His father had a house in Hollywood in those days, and Shubho Shankar accepted the suggestion that he stay there. An art student in India, Shankar continued his studies here and received a degree from the Otis Art Institute of Parsons School of Design in Los Angeles. He married too, a North Carolina-born woman who stuck it out in Los Angeles even after they emerged from a Westwood movie theater on their first date to find their car had been stolen.
Although he met his wife, Linda, at a concert at Whittier College at which he played, the sitar soon went into the closet, replaced by his other loves; the paintbrush and drawing pen.
As a child attending an upper-class private school in New Delhi, Shankar won prizes for his art, including one presented by India's prime minister, Jawaharlal Nehru.

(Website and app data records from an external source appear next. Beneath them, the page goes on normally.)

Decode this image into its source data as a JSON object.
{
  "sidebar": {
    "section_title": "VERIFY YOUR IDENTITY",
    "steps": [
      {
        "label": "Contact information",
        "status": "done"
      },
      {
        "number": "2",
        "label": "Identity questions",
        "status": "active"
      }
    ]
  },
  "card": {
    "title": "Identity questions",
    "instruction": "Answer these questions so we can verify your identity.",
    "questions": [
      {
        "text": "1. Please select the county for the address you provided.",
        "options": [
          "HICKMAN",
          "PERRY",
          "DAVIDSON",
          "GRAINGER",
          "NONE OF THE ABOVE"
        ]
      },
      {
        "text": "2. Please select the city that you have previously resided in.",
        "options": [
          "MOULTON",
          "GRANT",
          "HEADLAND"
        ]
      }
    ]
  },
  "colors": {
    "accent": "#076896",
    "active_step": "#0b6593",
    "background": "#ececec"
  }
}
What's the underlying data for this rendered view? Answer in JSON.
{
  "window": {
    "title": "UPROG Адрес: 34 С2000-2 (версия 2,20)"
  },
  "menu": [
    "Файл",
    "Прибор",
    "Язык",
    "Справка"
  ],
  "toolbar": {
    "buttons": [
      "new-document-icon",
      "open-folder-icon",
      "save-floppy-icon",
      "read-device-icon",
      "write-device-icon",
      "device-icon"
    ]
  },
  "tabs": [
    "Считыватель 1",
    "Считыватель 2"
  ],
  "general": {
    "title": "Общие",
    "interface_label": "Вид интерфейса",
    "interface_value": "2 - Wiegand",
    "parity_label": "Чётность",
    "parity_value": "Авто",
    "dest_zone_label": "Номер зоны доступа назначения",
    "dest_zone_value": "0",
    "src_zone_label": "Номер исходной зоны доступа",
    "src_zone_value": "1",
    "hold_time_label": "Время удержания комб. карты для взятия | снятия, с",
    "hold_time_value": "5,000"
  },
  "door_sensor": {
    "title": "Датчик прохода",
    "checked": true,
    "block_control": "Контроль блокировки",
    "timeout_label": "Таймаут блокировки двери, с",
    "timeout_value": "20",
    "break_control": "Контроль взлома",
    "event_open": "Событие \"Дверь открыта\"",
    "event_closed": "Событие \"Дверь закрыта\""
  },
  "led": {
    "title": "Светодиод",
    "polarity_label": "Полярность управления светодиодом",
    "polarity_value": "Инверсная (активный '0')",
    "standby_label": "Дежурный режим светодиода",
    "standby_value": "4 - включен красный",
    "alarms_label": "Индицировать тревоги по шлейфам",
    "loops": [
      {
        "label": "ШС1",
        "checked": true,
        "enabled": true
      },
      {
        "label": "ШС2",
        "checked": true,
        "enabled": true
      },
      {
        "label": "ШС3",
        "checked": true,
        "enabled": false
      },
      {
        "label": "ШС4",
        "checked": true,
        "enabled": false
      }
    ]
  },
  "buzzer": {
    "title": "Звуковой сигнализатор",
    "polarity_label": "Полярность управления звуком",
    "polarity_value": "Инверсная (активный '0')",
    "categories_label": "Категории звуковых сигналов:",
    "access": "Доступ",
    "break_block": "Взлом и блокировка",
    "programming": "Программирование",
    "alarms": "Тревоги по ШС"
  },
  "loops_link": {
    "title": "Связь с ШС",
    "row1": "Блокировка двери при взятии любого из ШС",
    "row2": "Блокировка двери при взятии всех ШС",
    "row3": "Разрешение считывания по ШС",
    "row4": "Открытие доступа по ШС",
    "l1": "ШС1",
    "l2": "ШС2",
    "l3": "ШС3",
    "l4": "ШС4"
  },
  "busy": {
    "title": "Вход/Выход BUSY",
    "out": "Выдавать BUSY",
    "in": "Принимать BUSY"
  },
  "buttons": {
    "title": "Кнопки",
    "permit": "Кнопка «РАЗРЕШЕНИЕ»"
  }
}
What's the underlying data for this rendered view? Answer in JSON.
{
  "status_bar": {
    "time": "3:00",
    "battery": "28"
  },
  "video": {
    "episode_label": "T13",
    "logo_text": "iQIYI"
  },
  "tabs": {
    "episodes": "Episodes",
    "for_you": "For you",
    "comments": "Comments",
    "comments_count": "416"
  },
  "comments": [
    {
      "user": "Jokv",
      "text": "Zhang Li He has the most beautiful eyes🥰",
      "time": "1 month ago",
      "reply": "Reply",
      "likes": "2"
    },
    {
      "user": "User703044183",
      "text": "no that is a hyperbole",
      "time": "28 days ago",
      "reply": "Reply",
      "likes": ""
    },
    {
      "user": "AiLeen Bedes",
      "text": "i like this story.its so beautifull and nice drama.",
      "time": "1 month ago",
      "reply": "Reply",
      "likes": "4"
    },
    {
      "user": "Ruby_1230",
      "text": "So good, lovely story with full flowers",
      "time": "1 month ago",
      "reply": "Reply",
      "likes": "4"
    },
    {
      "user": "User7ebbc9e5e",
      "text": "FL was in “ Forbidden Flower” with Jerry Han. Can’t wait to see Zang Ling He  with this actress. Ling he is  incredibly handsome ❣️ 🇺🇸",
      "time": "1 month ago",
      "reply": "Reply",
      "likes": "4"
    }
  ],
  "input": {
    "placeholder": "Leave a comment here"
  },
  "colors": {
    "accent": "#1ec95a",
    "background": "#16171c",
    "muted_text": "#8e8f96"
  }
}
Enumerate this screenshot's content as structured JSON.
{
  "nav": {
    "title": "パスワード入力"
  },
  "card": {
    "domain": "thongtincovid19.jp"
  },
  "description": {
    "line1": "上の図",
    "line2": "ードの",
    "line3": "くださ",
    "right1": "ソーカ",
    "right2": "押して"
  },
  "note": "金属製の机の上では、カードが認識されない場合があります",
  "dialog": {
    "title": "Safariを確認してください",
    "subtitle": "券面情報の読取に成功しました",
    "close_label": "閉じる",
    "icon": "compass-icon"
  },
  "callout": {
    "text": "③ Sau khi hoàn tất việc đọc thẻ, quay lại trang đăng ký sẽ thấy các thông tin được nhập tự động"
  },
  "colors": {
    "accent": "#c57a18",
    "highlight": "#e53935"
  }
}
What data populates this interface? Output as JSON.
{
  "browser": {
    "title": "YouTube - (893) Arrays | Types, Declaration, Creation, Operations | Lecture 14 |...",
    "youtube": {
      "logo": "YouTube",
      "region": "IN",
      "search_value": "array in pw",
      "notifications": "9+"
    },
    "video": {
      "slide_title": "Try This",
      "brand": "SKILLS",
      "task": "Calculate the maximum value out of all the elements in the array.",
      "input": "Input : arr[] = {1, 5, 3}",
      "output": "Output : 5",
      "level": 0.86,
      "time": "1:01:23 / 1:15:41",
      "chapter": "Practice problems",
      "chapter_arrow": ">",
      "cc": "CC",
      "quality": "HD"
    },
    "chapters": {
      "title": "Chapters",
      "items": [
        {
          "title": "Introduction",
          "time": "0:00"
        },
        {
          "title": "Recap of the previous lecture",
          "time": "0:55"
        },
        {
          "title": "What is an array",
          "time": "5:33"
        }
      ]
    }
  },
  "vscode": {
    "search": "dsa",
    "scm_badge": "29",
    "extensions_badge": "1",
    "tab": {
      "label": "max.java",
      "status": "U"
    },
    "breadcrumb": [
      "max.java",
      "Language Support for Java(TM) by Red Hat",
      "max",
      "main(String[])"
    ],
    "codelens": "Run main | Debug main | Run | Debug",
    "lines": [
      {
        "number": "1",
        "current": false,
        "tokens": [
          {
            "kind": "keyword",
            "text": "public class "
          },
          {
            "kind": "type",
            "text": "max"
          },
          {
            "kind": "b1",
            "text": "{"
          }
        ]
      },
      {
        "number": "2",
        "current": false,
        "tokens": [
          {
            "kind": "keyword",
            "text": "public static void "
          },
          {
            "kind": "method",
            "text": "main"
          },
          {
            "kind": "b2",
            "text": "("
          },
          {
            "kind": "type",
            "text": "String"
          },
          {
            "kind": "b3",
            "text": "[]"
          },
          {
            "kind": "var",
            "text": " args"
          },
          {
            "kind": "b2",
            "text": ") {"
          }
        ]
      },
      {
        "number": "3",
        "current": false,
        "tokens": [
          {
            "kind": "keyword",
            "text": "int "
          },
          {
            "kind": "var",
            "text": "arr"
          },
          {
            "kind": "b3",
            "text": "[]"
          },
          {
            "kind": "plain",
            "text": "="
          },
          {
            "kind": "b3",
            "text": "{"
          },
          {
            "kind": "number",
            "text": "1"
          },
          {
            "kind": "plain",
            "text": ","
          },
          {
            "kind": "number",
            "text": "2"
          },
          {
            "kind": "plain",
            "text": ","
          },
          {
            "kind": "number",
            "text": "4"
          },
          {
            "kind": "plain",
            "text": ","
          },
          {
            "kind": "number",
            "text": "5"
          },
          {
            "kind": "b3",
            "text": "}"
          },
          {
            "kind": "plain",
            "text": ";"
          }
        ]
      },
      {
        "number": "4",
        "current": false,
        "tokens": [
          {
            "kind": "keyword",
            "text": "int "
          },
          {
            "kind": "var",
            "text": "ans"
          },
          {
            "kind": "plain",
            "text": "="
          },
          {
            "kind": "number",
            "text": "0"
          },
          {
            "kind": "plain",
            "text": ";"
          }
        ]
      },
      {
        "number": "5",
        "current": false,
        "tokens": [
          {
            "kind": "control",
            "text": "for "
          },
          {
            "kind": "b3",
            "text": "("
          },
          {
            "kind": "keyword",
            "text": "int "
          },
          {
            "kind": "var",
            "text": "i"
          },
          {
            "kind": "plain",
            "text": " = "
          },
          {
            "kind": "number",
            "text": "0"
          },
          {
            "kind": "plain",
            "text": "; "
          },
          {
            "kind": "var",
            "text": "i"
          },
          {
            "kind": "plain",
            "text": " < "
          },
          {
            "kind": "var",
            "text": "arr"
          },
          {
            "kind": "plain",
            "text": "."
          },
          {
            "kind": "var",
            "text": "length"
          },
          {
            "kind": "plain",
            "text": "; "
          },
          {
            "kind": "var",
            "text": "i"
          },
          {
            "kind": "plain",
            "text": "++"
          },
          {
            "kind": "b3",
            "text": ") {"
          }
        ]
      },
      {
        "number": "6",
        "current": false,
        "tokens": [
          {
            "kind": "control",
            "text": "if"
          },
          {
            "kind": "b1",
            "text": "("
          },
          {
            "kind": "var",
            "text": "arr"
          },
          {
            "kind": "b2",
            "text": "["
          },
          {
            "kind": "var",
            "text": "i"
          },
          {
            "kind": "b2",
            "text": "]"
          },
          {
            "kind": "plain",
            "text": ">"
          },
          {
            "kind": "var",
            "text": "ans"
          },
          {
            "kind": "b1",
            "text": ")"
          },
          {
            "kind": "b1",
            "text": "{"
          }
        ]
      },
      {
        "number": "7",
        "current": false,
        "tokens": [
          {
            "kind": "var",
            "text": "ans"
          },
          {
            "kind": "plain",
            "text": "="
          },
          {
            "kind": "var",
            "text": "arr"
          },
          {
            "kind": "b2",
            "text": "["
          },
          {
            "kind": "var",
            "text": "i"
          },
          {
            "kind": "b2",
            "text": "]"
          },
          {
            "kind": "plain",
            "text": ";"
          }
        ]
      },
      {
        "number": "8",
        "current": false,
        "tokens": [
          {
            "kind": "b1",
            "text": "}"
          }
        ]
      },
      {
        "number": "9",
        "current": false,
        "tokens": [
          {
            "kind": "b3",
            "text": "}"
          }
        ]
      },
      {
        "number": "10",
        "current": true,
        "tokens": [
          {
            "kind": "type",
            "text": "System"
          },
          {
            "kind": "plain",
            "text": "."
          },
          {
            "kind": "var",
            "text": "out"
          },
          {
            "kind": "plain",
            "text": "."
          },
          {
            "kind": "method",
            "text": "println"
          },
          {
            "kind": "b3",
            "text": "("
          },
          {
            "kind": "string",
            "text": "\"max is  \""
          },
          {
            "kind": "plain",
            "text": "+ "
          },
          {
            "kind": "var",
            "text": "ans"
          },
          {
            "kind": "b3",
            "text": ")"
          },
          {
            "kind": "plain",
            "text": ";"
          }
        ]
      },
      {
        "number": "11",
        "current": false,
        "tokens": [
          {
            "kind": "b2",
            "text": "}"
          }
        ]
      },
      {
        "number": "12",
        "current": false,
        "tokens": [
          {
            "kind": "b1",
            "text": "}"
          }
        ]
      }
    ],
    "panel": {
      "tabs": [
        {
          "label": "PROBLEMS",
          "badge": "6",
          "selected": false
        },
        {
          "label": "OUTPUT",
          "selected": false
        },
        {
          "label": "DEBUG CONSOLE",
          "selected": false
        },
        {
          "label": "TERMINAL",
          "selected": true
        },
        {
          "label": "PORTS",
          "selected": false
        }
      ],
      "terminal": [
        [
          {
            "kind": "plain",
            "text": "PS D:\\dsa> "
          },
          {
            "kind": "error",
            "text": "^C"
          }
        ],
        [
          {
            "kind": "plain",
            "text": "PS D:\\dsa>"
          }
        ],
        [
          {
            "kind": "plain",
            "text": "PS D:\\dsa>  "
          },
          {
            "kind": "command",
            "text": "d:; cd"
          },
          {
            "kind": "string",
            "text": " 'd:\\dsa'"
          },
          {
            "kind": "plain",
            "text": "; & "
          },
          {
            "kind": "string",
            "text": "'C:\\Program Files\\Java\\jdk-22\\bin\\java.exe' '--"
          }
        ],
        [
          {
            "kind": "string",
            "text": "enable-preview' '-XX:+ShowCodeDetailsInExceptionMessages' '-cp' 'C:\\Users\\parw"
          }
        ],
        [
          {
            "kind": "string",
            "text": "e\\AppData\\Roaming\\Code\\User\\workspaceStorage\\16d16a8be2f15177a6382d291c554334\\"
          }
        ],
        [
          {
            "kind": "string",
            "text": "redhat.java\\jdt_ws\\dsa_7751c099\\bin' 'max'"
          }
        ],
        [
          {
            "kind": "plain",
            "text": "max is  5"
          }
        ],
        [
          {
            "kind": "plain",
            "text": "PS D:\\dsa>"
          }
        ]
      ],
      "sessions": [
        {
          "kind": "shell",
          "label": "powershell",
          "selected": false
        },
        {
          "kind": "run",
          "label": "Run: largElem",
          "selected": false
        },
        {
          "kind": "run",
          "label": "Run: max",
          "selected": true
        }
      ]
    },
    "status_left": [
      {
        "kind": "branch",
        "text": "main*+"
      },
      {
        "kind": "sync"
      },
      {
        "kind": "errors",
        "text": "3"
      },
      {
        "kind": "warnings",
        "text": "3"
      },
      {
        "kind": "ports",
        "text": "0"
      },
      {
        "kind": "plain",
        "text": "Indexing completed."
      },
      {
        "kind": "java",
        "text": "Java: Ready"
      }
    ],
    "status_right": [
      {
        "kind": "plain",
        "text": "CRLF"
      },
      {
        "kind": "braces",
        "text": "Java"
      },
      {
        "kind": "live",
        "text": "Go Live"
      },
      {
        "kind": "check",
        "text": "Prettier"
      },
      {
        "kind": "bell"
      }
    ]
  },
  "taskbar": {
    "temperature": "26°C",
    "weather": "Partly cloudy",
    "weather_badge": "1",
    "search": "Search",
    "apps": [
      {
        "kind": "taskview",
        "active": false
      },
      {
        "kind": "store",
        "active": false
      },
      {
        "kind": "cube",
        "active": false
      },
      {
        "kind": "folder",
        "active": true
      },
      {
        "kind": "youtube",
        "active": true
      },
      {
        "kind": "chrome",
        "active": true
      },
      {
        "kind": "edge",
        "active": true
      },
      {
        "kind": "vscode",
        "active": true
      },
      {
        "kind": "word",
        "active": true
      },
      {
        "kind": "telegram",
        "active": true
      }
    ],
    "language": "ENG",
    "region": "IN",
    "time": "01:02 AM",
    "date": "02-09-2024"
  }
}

"Art was a big thing to me," he said.
If his drawing talent was one reason for not throwing himself wholeheartedly into the sitar, another was a desire to avoid inevitable comparisons to his father. The biggest disadvantage of being the son of a celebrity is constantly being compared to the parent, Shankar said: "You almost lose your (own) identity."
But he quickly added that "the biggest advantage . . . is at least people are ready to give you the first break without any questioning. Whereas a lot of other people have to go to the back" to start.
"The bottom line is if you know your skill, and you have worked on it, and if you can prove it," you can succeed, he said.
"So I think we as the children of celebrities have more advantages than disadvantages."
As he nears 50, Shankar appears at ease with himself, a man who knows who he is and who is willing to gamble on a new career.
He said that after years away from the sitar, four years ago he listened to his father's suggestions and urgings and decided to earn his living from the instrument. At first, he tried to juggle old job and new, hanging on to his work illustrating telephone directories for an Anaheim company while sandwiching in musical practices and performances.